Items from a dataset:
________________________

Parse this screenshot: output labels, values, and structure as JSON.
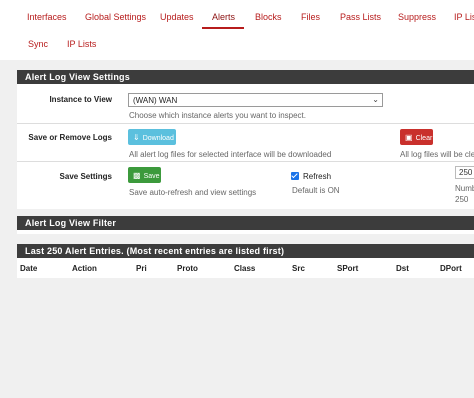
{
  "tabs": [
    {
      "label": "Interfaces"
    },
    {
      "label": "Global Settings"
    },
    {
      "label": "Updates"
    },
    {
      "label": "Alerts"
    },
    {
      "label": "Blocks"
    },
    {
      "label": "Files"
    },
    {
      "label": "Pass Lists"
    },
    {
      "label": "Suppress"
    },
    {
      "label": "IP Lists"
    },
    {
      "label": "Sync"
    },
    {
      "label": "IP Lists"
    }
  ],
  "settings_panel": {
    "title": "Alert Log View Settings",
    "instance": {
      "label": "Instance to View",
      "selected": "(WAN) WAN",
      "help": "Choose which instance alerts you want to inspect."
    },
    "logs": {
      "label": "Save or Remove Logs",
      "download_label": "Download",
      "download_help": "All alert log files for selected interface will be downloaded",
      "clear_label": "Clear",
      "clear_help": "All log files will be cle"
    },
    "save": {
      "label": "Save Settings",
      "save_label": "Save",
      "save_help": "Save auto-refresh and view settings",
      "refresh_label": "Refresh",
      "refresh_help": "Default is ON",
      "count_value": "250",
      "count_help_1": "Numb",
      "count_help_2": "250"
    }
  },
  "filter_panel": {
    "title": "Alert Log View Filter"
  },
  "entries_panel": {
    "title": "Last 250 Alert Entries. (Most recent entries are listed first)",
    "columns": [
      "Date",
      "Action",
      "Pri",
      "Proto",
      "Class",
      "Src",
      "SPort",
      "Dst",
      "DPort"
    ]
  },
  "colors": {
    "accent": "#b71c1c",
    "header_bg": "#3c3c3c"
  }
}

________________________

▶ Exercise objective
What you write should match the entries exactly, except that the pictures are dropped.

▶ Task solution
Parse this screenshot: output labels, values, and structure as JSON.
{
  "tabs": [
    {
      "label": "Interfaces"
    },
    {
      "label": "Global Settings"
    },
    {
      "label": "Updates"
    },
    {
      "label": "Alerts"
    },
    {
      "label": "Blocks"
    },
    {
      "label": "Files"
    },
    {
      "label": "Pass Lists"
    },
    {
      "label": "Suppress"
    },
    {
      "label": "IP Lists"
    },
    {
      "label": "Sync"
    },
    {
      "label": "IP Lists"
    }
  ],
  "settings_panel": {
    "title": "Alert Log View Settings",
    "instance": {
      "label": "Instance to View",
      "selected": "(WAN) WAN",
      "help": "Choose which instance alerts you want to inspect."
    },
    "logs": {
      "label": "Save or Remove Logs",
      "download_label": "Download",
      "download_help": "All alert log files for selected interface will be downloaded",
      "clear_label": "Clear",
      "clear_help": "All log files will be cle"
    },
    "save": {
      "label": "Save Settings",
      "save_label": "Save",
      "save_help": "Save auto-refresh and view settings",
      "refresh_label": "Refresh",
      "refresh_help": "Default is ON",
      "count_value": "250",
      "count_help_1": "Numb",
      "count_help_2": "250"
    }
  },
  "filter_panel": {
    "title": "Alert Log View Filter"
  },
  "entries_panel": {
    "title": "Last 250 Alert Entries. (Most recent entries are listed first)",
    "columns": [
      "Date",
      "Action",
      "Pri",
      "Proto",
      "Class",
      "Src",
      "SPort",
      "Dst",
      "DPort"
    ]
  },
  "colors": {
    "accent": "#b71c1c",
    "header_bg": "#3c3c3c"
  }
}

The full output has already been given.